Element data from apps and pages:
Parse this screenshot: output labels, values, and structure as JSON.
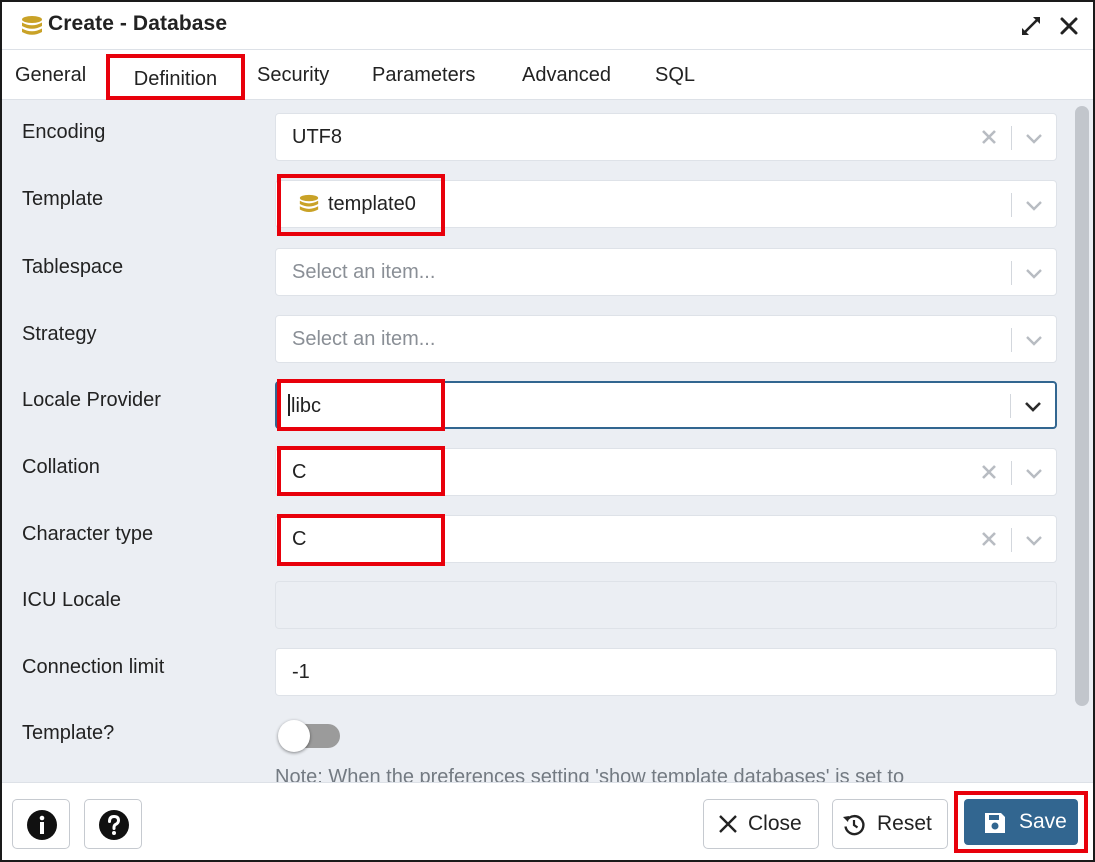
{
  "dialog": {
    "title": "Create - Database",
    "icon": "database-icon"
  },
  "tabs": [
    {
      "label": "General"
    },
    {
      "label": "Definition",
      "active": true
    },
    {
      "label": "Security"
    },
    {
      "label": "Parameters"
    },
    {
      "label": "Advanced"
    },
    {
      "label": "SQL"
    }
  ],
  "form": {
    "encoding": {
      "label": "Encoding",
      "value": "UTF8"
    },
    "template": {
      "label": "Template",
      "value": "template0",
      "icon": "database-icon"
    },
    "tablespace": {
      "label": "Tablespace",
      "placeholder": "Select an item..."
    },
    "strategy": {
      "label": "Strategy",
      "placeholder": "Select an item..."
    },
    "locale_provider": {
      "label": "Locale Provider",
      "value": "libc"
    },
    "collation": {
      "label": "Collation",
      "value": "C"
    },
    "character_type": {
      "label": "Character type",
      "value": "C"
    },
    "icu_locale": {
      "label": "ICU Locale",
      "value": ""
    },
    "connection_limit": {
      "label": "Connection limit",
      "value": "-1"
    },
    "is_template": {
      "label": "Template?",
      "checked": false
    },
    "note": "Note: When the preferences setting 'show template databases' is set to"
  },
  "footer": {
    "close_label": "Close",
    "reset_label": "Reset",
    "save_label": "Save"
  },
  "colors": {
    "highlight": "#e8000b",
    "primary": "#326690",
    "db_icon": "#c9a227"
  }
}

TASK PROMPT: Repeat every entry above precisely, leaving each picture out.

WORKED SOLUTION:
Parse this screenshot: output labels, values, and structure as JSON.
{
  "dialog": {
    "title": "Create - Database",
    "icon": "database-icon"
  },
  "tabs": [
    {
      "label": "General"
    },
    {
      "label": "Definition",
      "active": true
    },
    {
      "label": "Security"
    },
    {
      "label": "Parameters"
    },
    {
      "label": "Advanced"
    },
    {
      "label": "SQL"
    }
  ],
  "form": {
    "encoding": {
      "label": "Encoding",
      "value": "UTF8"
    },
    "template": {
      "label": "Template",
      "value": "template0",
      "icon": "database-icon"
    },
    "tablespace": {
      "label": "Tablespace",
      "placeholder": "Select an item..."
    },
    "strategy": {
      "label": "Strategy",
      "placeholder": "Select an item..."
    },
    "locale_provider": {
      "label": "Locale Provider",
      "value": "libc"
    },
    "collation": {
      "label": "Collation",
      "value": "C"
    },
    "character_type": {
      "label": "Character type",
      "value": "C"
    },
    "icu_locale": {
      "label": "ICU Locale",
      "value": ""
    },
    "connection_limit": {
      "label": "Connection limit",
      "value": "-1"
    },
    "is_template": {
      "label": "Template?",
      "checked": false
    },
    "note": "Note: When the preferences setting 'show template databases' is set to"
  },
  "footer": {
    "close_label": "Close",
    "reset_label": "Reset",
    "save_label": "Save"
  },
  "colors": {
    "highlight": "#e8000b",
    "primary": "#326690",
    "db_icon": "#c9a227"
  }
}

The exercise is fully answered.